  • Pediatric Ophth/Strabismus, Retina/Vitreous

    Review of: Four-year progression of myopic maculopathy in children and adolescents with high myopia

    Jiang F, Wang D, Xiao O, et al. JAMA Ophthalmology, March 2024

    A 4-year observational study of children and adolescents with bilateral myopic maculopathy, conducted at a single ophthalmic hospital in China, reported that more than 12% of eyes progressed during the time period.

    Study Design

    The progression of bilateral myopic maculopathy and its associated risk factors were evaluated in 274 children and adolescents (548 eyes) aged 7–17 years (mean 13.7 year) with high myopia, defined as myopic spherical power of −6.0 D or less. Other than wearing glasses for best-corrected visual acuity (BCVA), the participants did not have any treatment for myopia or myopia progression over the consecutive 4-year study period. Ophthalmic examinations were performed at baseline and at the end of the study. Myopic maculopathy classification and grading were determined from macula-centered fundus photography.

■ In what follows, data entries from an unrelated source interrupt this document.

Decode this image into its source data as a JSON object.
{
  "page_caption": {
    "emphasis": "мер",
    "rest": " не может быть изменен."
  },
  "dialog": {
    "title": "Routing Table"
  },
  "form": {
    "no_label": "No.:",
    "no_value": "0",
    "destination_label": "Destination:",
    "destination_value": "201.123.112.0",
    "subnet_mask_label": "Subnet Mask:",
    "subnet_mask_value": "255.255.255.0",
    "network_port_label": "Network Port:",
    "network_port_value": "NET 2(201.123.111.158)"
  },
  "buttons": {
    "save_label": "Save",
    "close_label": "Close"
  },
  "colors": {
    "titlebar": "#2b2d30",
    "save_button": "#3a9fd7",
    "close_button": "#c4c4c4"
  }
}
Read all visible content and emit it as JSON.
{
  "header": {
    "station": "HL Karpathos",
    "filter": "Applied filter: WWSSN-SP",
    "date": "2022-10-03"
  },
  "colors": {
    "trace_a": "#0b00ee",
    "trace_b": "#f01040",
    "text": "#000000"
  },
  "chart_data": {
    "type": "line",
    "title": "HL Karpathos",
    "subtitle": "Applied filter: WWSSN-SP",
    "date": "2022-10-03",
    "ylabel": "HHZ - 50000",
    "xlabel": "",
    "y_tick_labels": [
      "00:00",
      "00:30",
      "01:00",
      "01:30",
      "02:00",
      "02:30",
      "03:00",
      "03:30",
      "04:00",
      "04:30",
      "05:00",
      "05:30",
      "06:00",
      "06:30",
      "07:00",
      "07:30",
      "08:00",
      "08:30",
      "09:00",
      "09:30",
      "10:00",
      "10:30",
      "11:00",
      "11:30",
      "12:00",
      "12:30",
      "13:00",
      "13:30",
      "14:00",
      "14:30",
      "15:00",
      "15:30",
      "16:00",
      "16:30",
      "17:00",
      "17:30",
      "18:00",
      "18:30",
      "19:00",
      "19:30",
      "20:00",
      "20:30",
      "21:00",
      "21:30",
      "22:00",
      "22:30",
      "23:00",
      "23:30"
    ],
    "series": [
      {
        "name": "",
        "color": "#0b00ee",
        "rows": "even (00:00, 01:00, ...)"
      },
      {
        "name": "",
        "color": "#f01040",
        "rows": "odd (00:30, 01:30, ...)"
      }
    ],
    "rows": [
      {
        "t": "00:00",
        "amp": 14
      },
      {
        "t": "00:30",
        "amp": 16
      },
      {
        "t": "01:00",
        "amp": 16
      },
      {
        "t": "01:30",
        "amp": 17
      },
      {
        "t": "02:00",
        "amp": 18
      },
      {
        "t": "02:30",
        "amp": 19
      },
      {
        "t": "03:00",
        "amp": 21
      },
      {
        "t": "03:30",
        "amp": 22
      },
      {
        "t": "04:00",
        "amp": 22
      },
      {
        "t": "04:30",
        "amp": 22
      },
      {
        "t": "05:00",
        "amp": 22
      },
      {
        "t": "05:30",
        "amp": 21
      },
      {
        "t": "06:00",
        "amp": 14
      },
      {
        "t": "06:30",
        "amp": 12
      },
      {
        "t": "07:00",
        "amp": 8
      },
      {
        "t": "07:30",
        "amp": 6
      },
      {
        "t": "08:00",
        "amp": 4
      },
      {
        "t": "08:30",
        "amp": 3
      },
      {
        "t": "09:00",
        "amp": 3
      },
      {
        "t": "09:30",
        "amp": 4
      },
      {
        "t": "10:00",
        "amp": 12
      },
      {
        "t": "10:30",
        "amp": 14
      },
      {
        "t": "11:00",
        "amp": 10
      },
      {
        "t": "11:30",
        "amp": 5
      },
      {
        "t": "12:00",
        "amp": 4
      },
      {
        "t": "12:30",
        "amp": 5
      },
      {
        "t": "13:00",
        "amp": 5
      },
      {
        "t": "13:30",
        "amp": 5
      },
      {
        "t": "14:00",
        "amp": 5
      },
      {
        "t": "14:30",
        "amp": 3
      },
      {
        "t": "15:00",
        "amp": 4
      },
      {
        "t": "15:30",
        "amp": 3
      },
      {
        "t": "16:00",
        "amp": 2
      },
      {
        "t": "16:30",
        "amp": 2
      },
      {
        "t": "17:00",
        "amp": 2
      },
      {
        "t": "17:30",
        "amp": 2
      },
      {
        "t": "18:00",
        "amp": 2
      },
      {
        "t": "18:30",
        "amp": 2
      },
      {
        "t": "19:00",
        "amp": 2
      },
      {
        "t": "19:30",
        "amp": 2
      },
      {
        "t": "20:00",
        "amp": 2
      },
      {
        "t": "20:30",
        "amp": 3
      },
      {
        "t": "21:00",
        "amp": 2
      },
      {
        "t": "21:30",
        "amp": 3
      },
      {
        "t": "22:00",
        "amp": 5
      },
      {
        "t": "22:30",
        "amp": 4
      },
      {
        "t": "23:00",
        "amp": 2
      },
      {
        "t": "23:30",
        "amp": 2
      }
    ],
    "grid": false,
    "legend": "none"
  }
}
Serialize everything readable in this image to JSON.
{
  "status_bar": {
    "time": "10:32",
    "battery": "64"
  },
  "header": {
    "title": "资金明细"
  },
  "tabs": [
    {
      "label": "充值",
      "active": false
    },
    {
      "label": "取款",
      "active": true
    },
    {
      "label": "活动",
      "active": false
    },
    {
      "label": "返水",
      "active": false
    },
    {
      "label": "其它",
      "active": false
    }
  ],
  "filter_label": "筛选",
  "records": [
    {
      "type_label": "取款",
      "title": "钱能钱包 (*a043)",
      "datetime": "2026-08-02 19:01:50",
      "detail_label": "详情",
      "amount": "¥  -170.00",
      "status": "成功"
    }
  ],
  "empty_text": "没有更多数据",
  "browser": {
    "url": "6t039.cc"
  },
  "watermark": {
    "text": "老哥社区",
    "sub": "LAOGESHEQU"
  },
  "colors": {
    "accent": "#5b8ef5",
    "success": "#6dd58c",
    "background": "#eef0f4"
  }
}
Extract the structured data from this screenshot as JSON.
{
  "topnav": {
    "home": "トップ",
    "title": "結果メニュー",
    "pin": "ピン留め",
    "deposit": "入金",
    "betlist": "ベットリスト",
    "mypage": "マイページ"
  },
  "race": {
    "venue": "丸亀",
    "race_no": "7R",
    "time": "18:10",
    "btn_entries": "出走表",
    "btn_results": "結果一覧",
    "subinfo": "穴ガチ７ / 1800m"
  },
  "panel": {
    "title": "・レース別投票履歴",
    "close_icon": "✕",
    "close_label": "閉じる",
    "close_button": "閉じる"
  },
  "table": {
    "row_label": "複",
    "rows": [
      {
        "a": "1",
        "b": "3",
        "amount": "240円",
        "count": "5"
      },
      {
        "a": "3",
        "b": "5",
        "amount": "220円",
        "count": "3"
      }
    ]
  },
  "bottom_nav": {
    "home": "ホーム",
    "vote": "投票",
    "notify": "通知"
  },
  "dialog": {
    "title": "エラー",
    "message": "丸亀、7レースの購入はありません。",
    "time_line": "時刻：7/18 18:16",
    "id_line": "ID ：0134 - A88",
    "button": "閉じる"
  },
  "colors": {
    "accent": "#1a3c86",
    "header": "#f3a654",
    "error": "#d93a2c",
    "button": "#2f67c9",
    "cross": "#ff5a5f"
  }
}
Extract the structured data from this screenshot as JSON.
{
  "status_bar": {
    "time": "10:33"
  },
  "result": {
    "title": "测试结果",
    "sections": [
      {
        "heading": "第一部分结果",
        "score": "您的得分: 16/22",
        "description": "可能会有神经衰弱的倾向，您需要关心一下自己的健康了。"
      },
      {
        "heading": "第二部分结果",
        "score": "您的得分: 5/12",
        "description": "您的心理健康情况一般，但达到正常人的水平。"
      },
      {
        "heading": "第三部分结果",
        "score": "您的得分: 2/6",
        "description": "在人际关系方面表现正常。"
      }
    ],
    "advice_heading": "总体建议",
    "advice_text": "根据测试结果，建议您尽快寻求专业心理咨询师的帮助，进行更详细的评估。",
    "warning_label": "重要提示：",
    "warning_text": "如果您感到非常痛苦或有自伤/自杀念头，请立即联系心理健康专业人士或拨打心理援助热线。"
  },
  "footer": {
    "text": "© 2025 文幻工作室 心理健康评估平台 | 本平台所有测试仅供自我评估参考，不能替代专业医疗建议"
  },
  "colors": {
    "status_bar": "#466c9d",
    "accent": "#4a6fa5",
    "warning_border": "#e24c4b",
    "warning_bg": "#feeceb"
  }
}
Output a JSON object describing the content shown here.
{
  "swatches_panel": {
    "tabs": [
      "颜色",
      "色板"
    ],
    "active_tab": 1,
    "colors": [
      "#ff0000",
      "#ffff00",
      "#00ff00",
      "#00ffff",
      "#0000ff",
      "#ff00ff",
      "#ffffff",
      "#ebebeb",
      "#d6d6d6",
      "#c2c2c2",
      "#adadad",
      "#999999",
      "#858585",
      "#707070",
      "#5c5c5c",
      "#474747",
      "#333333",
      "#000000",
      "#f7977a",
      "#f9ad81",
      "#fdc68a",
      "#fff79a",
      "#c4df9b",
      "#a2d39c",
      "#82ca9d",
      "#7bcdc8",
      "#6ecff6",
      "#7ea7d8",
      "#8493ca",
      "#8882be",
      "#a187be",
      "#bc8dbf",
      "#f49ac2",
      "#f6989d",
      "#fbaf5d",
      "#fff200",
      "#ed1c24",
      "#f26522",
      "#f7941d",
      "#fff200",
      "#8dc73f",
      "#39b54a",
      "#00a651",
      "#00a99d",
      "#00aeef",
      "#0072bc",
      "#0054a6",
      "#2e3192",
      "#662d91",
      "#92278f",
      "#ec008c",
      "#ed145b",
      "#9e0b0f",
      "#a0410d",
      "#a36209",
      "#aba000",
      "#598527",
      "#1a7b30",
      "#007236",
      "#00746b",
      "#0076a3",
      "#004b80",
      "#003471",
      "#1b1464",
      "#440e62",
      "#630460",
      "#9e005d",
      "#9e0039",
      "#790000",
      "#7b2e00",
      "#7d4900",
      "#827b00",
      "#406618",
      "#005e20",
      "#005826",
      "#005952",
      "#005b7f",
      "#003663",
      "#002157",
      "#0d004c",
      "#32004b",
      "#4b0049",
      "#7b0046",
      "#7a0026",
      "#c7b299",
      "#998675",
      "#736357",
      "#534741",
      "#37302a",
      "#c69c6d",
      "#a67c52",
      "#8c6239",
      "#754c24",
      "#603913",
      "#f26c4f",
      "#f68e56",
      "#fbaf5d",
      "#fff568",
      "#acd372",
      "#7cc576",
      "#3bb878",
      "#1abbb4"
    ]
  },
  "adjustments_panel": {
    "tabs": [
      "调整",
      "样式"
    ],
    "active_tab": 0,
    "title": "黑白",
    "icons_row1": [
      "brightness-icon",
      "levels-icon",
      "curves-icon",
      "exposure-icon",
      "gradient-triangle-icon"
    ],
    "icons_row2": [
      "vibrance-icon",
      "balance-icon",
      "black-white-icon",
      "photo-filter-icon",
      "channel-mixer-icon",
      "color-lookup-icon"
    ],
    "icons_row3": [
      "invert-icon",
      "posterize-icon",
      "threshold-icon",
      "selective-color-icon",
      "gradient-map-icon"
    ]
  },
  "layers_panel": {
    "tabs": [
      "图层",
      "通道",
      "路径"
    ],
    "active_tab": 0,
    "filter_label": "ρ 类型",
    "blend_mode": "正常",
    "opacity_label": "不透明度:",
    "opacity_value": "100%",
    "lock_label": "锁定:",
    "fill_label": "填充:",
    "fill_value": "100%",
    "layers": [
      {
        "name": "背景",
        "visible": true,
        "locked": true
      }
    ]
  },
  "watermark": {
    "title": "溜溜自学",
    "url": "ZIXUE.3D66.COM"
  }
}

    During the 4 years, progression of myopic maculopathy was noted in 12.2% of eyes; the most common pathology was diffuse atrophy. A multivariate analysis found that the risk factors most associated with myopic maculopathy progression included faster axial length (AL) elongation (odds ratio [OR] 302.83), worse BCVA (OR 6.68), patchy atrophy (OR 3.82), and longer AL (OR 1.73). These risk factors are similar to those reported in previous studies of myopic progression in Chinese pediatric patients.


    Limitations include the authors' grading system with macula-centered fundus photography, which could have led to underreporting of peripheral retinal pathology. Also, the classification of myopic maculopathy used here was based upon a 2015 study and is well-known to the authors but not necessarily to other experts in the field. In addition, a 4-year follow-up period in this specific population may be too short a timeline to accurately assess the progression of myopia, extent of myopic retinal pathology, and AL growth/elongation.

    Clinical Significance

    At this time, the findings from these observational 4-year study in a Chinese pediatric population will not likely change clinical practice management for those of us who take care of children and adolescents with high myopia. However, the study’s value relates to the reporting of myopic diffuse atrophic maculopathy and its association with longer AL, faster AL elongation/growth, and worse BCVA.

    Financial Disclosures: Dr. Jennifer Galvin discloses no financial relationships.